It can be hard to self-detect issues such as oral cancer since a person can only view so much of their own mouth. Additionally, many symptoms of oral and tongue cancer may also be associated with other medical conditions. For example, someone with oral cancer may experience severe earaches and not realize this is a symptom of their cancerous disease.

If you experience these symptoms for longer than 2-3 weeks, please contact your dentist or a medical health professional immediately.

Warning signs and symptoms:

  • Mouth and lip sores
  • Lumpy or thickened oral tissue
  • Earache and swelling
  • Jaw swelling
  • Throat pain and/or the constant feeling of something trapped in the throat
  • Red, black and/or white patches inside the mouth or on the lip 
  • Difficulty chewing and swallowing
  • Oral bleeding, pain or numbness
  • Vocal change

What to Tell Your Dentist

Even though you may trust your dentists and doctors to pinpoint the exact problem and solution, it’s imperative that you keep your medical providers up-to-date with your symptoms. If you feel that something is wrong or bothersome, please make it clear with your dentist or medical provider that you would appreciate additional screening. 

Too often oral and tongue cancer is detected in its later stages. A trusting patient-doctor relationship may help you catch the cancer early on and mitigate any serious health risks. 

Oral and Tongue Cancer Removal and Treatment

At least every hour of the day, 1 person dies of oral cancer. Comprehensive oral cancer screenings, regular visits to the dentist, and other preventative care steps like brushing, rinsing and flossing can help decrease the risk of a late-stage diagnosis.

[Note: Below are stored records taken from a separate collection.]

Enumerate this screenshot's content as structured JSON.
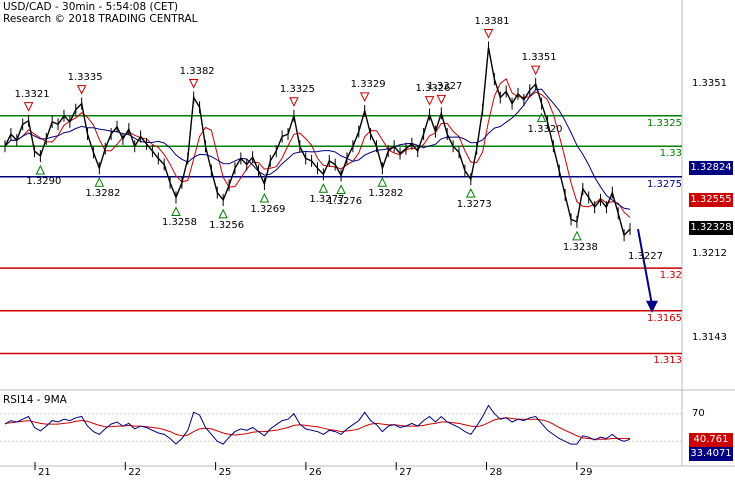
{
  "header": {
    "title": "USD/CAD - 30min - 5:54:08 (CET)",
    "subtitle": "Research © 2018 TRADING CENTRAL"
  },
  "colors": {
    "support_line": "#000080",
    "resistance_lines": "#008000",
    "target_lines": "#cc0000",
    "price_tag_current": "#000000",
    "price_tag_support": "#000080",
    "price_tag_red": "#cc0000",
    "rsi_tag_blue": "#000080",
    "rsi_tag_red": "#cc0000",
    "arrow": "#000080",
    "ma_fast": "#cc0000",
    "ma_slow": "#000080"
  },
  "chart_data": [
    {
      "type": "line",
      "title": "USD/CAD - 30min",
      "x_tick_labels": [
        "21",
        "22",
        "25",
        "26",
        "27",
        "28",
        "29"
      ],
      "y_tick_labels": [
        "1.3351",
        "1.3212",
        "1.3143"
      ],
      "ylim": [
        1.31,
        1.342
      ],
      "price_series": [
        1.33,
        1.331,
        1.3305,
        1.3318,
        1.3321,
        1.3296,
        1.3292,
        1.3306,
        1.332,
        1.3318,
        1.3325,
        1.332,
        1.333,
        1.3335,
        1.331,
        1.3295,
        1.3282,
        1.3298,
        1.331,
        1.3316,
        1.3306,
        1.3314,
        1.33,
        1.3308,
        1.3302,
        1.3296,
        1.329,
        1.3285,
        1.327,
        1.3258,
        1.327,
        1.329,
        1.334,
        1.3332,
        1.33,
        1.328,
        1.3262,
        1.3256,
        1.3268,
        1.3282,
        1.329,
        1.3285,
        1.3291,
        1.328,
        1.3269,
        1.3288,
        1.3296,
        1.3308,
        1.331,
        1.3325,
        1.33,
        1.329,
        1.3288,
        1.3282,
        1.3277,
        1.3288,
        1.3285,
        1.3276,
        1.329,
        1.33,
        1.3312,
        1.3329,
        1.331,
        1.33,
        1.3282,
        1.3296,
        1.33,
        1.3294,
        1.3298,
        1.3302,
        1.3296,
        1.331,
        1.3326,
        1.3312,
        1.3327,
        1.331,
        1.33,
        1.3295,
        1.328,
        1.3273,
        1.3298,
        1.333,
        1.3381,
        1.3355,
        1.334,
        1.3345,
        1.3335,
        1.3343,
        1.3338,
        1.3346,
        1.3351,
        1.3335,
        1.332,
        1.33,
        1.328,
        1.326,
        1.324,
        1.3238,
        1.3265,
        1.3258,
        1.325,
        1.3256,
        1.325,
        1.3262,
        1.3245,
        1.3227,
        1.3232
      ],
      "annotations": {
        "highs": [
          {
            "label": "1.3321",
            "i": 4
          },
          {
            "label": "1.3335",
            "i": 13
          },
          {
            "label": "1.3382",
            "i": 32
          },
          {
            "label": "1.3325",
            "i": 49
          },
          {
            "label": "1.3329",
            "i": 61
          },
          {
            "label": "1.3326",
            "i": 72
          },
          {
            "label": "1.3327",
            "i": 74
          },
          {
            "label": "1.3381",
            "i": 82
          },
          {
            "label": "1.3351",
            "i": 90
          }
        ],
        "lows": [
          {
            "label": "1.3290",
            "i": 6
          },
          {
            "label": "1.3282",
            "i": 16
          },
          {
            "label": "1.3258",
            "i": 29
          },
          {
            "label": "1.3256",
            "i": 37
          },
          {
            "label": "1.3269",
            "i": 44
          },
          {
            "label": "1.3277",
            "i": 54
          },
          {
            "label": "1.3276",
            "i": 57
          },
          {
            "label": "1.3282",
            "i": 64
          },
          {
            "label": "1.3273",
            "i": 79
          },
          {
            "label": "1.3320",
            "i": 91
          },
          {
            "label": "1.3238",
            "i": 97
          }
        ],
        "last_label": "1.3227"
      },
      "levels": [
        {
          "value": 1.3325,
          "label": "1.3325",
          "role": "resistance"
        },
        {
          "value": 1.33,
          "label": "1.33",
          "role": "resistance"
        },
        {
          "value": 1.3275,
          "label": "1.3275",
          "role": "pivot"
        },
        {
          "value": 1.32,
          "label": "1.32",
          "role": "target"
        },
        {
          "value": 1.3165,
          "label": "1.3165",
          "role": "target"
        },
        {
          "value": 1.313,
          "label": "1.313",
          "role": "target"
        }
      ],
      "price_tags": [
        {
          "label": "1.32824",
          "value": 1.32824,
          "role": "support"
        },
        {
          "label": "1.32555",
          "value": 1.32555,
          "role": "red"
        },
        {
          "label": "1.32328",
          "value": 1.32328,
          "role": "current"
        }
      ],
      "forecast_arrow": {
        "from": 1.3232,
        "to": 1.3165
      }
    },
    {
      "type": "line",
      "title": "RSI14 - 9MA",
      "ylim": [
        0,
        100
      ],
      "y_tick_labels": [
        "70",
        "30"
      ],
      "series": [
        {
          "name": "RSI14",
          "values": [
            55,
            60,
            58,
            62,
            66,
            50,
            45,
            52,
            60,
            58,
            62,
            60,
            64,
            66,
            52,
            44,
            40,
            48,
            55,
            58,
            52,
            56,
            48,
            52,
            50,
            46,
            42,
            40,
            34,
            26,
            34,
            46,
            72,
            68,
            50,
            40,
            30,
            26,
            36,
            44,
            48,
            46,
            50,
            44,
            38,
            48,
            54,
            60,
            62,
            70,
            55,
            48,
            46,
            44,
            40,
            46,
            44,
            40,
            48,
            54,
            60,
            72,
            60,
            54,
            44,
            52,
            54,
            50,
            52,
            56,
            52,
            60,
            66,
            58,
            66,
            58,
            54,
            50,
            44,
            40,
            52,
            66,
            82,
            70,
            62,
            64,
            58,
            62,
            60,
            64,
            66,
            56,
            46,
            40,
            34,
            30,
            26,
            26,
            38,
            36,
            32,
            36,
            34,
            40,
            33,
            30,
            33
          ]
        },
        {
          "name": "9MA",
          "values": [
            56,
            57,
            58,
            59,
            60,
            58,
            56,
            55,
            55,
            55,
            56,
            57,
            59,
            60,
            59,
            56,
            53,
            51,
            51,
            52,
            52,
            53,
            52,
            52,
            51,
            50,
            49,
            47,
            44,
            40,
            38,
            39,
            44,
            48,
            49,
            48,
            45,
            42,
            40,
            39,
            40,
            41,
            43,
            44,
            44,
            45,
            46,
            48,
            50,
            53,
            54,
            53,
            52,
            51,
            49,
            47,
            46,
            44,
            45,
            46,
            48,
            52,
            55,
            56,
            55,
            54,
            54,
            53,
            52,
            52,
            52,
            53,
            55,
            56,
            58,
            58,
            57,
            56,
            54,
            52,
            51,
            53,
            57,
            61,
            63,
            64,
            63,
            62,
            62,
            62,
            62,
            61,
            59,
            55,
            50,
            46,
            42,
            38,
            35,
            34,
            33,
            33,
            33,
            34,
            34,
            34,
            34
          ]
        }
      ],
      "last_values": [
        {
          "label": "40.761",
          "role": "red"
        },
        {
          "label": "33.4071",
          "role": "blue"
        }
      ]
    }
  ]
}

If you or a loved one needs an oral cancer screening, contact our Chicago dental office today: (312) 435-0411.